"A tenant cannot originate adverse [possession] in his landlord's favor where the lease does not expressly or impliedly include the easement. [Cit.] Use by the tenant inures to the landlord's benefit if it expressly or impliedly includes the easement. [Cit.]" Olsen v. Noble, 209 Ga. 899, 905, 76 S.E.2d 775 (1953). Fort Mountain argues that because its lease specified only the tracts adjoining the strip on both sides, its use of the strip did not inure to its landlord's benefit. But there was evidence that the strip was impliedly included in the lease. The strip, together with the adjoining lots, was used as one tract of land by Fort Mountain's original landlord, A.J. Keith, the Keiths' predecessor in title, for farming. And there was evidence that Fort Mountain also used the strip and adjoining lots as one tract and did not use the strip merely for ingress and egress. In fact, there was evidence that showed, and the special master found, that during the lease period, Fort Mountain used the strip in a manner so as to actually obstruct ingress and egress by storing lumber on the strip. Thus, there was evidence from which the special master could find that the bounds of the lease impliedly included the strip, see Concept Capital Corp. v. DeKalb County, 255 Ga. 452(1), 339 S.E.2d 583 (1986), and under such a finding, Fort Mountain's use of the strip did inure to the landlord's benefit.

Further, if, as Fort Mountain contends, the strip appears on a recorded plat as a road, see Division 1, supra, then, as that road has not been accepted by the City, the title to that road would rest in the adjacent lots; i.e., those owned by the Keiths and leased to Fort Mountain. See Tietjen, supra at 699(9), 151 S.E. 349. See also Fessenden v. Parrigin, 228 Ga. 61, 62-63, 183 S.E.2d 771 (1971). Thus, Fort Mountain's lease of those lots would include the strip.

3. Finally, Fort Mountain contends that the Keiths failed to show adverse possession because they failed to show a chain of title sufficiently far into the past.[2] However, it did not raise this issue until its amended motion for new trial and appellate review is waived. See Williamson v. Harvey Smith, Inc., 246 Ga.App. 745, 747-748(2), 542 S.E.2d 151 (2000); KDS Properties v. Sims, 234 Ga.App. 395, 399(4), 506 S.E.2d 903 (1998). When, as here, no demand for a jury trial is made, the special master is the finder of fact.
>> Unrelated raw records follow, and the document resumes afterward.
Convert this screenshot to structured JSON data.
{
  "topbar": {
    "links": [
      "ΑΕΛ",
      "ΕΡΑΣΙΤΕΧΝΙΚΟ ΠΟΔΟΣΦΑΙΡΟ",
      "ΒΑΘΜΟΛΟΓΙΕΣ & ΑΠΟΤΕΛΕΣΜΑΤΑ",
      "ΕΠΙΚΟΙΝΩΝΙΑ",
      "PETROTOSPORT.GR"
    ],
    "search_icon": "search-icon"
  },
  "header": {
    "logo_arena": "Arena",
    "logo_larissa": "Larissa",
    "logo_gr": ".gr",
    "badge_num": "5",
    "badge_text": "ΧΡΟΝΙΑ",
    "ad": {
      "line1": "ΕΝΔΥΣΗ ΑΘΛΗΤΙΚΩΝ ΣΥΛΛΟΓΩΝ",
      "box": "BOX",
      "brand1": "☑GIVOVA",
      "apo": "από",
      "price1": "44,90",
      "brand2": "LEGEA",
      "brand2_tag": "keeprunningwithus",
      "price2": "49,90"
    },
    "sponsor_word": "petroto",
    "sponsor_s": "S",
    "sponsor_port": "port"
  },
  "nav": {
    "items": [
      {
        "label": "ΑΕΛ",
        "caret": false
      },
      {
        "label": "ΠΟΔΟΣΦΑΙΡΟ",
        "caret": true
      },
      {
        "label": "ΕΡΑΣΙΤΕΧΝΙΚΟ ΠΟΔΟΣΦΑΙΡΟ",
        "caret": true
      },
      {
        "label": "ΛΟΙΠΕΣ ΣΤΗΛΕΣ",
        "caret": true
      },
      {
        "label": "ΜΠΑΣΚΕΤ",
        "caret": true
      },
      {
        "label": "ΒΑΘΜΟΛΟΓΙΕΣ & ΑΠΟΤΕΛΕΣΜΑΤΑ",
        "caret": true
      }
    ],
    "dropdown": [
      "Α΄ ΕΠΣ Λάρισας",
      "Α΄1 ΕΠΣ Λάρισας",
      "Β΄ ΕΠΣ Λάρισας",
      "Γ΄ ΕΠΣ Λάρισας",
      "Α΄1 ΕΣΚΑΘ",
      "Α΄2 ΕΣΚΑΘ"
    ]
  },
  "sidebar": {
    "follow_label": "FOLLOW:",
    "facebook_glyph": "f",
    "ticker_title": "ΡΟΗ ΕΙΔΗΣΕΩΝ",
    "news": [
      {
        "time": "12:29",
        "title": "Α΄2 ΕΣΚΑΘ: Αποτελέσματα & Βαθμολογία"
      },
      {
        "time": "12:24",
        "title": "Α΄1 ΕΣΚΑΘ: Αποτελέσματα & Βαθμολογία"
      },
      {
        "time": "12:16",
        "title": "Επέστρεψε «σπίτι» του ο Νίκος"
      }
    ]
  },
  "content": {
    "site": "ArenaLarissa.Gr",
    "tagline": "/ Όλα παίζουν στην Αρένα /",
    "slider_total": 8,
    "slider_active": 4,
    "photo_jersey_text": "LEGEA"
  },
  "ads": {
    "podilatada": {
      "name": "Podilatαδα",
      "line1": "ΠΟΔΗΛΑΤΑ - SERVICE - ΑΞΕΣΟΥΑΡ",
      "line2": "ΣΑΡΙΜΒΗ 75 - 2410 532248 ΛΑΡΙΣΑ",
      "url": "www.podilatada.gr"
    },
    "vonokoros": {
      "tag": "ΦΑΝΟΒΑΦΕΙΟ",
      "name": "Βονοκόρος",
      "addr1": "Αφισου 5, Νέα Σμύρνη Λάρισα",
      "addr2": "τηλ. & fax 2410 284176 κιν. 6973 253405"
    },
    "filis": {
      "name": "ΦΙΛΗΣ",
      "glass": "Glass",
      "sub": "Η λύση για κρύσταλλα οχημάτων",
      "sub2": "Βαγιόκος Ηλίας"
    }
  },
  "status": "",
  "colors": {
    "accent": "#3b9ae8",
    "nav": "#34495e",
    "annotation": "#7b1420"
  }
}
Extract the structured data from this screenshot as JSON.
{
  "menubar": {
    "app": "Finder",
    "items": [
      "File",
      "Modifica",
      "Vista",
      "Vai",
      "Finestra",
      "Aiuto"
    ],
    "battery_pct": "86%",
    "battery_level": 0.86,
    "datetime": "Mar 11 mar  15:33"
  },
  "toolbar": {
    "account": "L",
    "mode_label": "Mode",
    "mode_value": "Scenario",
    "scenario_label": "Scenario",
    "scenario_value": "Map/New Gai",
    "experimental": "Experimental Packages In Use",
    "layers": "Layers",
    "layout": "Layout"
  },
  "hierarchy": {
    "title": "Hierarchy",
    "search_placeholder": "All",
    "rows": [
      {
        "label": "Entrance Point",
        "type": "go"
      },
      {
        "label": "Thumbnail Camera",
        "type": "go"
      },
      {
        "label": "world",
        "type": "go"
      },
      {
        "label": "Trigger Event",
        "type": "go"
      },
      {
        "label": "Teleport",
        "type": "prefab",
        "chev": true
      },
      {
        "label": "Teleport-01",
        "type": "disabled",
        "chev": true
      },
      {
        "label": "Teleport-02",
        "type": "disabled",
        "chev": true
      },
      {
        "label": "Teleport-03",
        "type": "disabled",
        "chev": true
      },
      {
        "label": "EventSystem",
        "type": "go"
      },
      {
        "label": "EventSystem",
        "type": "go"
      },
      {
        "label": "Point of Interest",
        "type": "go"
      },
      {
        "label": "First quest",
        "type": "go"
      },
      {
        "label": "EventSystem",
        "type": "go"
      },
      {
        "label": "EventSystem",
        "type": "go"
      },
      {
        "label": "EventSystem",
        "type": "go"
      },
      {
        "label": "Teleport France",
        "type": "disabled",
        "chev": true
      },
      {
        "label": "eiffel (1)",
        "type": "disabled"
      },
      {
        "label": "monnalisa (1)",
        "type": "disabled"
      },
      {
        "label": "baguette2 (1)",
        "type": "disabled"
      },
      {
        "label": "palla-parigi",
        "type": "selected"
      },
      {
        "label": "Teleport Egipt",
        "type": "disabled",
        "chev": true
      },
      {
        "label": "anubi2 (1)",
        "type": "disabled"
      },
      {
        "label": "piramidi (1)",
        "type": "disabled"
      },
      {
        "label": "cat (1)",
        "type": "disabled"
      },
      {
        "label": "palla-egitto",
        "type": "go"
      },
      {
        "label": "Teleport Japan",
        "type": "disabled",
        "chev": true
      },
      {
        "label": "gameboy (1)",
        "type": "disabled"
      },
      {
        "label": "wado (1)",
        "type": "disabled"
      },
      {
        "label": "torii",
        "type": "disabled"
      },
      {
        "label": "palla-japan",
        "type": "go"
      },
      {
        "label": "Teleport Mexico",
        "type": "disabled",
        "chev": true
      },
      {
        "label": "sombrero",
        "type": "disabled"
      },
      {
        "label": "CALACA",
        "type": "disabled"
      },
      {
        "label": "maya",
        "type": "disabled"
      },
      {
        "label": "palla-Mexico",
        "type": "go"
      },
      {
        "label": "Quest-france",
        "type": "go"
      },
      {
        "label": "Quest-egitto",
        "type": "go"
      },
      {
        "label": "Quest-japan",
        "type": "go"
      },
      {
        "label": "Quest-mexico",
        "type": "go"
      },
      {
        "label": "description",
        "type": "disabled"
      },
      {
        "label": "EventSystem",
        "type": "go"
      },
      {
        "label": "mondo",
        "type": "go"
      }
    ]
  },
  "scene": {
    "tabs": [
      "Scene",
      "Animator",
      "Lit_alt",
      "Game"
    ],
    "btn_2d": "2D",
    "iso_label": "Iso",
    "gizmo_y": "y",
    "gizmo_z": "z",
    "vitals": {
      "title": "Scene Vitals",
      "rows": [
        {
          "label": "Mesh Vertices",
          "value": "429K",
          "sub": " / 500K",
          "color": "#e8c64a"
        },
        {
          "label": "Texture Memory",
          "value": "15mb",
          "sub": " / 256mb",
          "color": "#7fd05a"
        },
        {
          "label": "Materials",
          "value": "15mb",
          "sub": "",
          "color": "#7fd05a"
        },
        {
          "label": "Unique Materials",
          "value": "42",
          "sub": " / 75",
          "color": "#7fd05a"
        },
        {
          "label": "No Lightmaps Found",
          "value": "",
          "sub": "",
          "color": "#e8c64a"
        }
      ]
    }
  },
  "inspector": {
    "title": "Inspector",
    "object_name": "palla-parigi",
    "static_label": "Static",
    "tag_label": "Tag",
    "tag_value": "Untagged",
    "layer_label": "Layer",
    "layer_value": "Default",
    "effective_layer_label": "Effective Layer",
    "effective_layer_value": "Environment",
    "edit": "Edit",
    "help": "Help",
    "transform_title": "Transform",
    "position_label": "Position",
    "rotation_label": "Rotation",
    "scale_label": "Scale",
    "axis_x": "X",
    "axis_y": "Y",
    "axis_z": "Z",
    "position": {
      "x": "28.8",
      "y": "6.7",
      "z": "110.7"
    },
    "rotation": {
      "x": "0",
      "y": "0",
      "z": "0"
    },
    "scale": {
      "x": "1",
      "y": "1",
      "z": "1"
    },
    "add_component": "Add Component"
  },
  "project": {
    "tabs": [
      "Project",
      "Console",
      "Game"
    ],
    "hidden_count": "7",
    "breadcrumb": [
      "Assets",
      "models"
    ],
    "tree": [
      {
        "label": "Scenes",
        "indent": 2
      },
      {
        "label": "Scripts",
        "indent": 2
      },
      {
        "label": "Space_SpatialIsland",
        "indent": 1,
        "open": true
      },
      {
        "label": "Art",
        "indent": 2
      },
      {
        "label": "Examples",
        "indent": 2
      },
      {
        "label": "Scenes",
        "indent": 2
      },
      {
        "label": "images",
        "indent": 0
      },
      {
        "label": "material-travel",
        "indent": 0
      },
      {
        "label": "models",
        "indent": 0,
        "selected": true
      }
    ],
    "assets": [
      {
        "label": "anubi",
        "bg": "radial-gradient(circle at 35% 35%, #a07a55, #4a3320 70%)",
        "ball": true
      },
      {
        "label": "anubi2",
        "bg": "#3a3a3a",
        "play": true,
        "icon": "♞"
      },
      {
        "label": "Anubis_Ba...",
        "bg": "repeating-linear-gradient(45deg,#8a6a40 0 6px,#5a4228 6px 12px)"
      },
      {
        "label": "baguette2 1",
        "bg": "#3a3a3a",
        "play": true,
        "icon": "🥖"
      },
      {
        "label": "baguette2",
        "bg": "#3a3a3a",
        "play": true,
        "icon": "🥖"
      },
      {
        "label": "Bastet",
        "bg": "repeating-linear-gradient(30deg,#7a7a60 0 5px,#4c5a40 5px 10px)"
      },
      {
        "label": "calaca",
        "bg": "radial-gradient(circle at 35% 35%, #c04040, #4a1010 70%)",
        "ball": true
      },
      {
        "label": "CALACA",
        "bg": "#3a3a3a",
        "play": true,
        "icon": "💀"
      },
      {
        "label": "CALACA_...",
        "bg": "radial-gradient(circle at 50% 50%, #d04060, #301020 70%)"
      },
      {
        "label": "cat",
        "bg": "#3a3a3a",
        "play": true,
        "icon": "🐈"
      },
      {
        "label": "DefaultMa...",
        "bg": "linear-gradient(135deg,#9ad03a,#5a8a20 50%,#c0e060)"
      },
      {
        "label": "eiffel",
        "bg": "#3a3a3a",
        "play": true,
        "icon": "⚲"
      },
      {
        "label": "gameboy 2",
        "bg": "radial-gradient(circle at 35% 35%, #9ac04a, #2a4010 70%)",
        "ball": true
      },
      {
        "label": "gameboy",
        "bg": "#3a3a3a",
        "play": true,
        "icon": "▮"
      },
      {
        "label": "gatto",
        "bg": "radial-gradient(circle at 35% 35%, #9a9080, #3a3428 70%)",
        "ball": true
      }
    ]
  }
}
See OCGA § 23-3-66; Thornton v. REB Properties, 237 Ga. 59, 226 S.E.2d 741 (1976). Fort Mountain had the obligation to put factual issues, such as the one it now asserts, before the factfinder; it is axiomatic that a party cannot ignore during trial what it thinks to be error, take its chance on a favorable outcome, and complain later. Rowe v. State, 266 Ga. 136, 137(2), 464 S.E.2d 811 (1996); Bolden v. Carroll, 239 Ga. 188(1), 236 S.E.2d 270 (1977).

Judgment affirmed.

All the Justices concur.

NOTES

[1] The City of Chatsworth has not appealed.

[2] The Keiths' deeds were dated between 1986 and 1996. One deed referred to the estate of A.J. Keith, and there was testimony that all the Keith deeds ultimately arose from that source.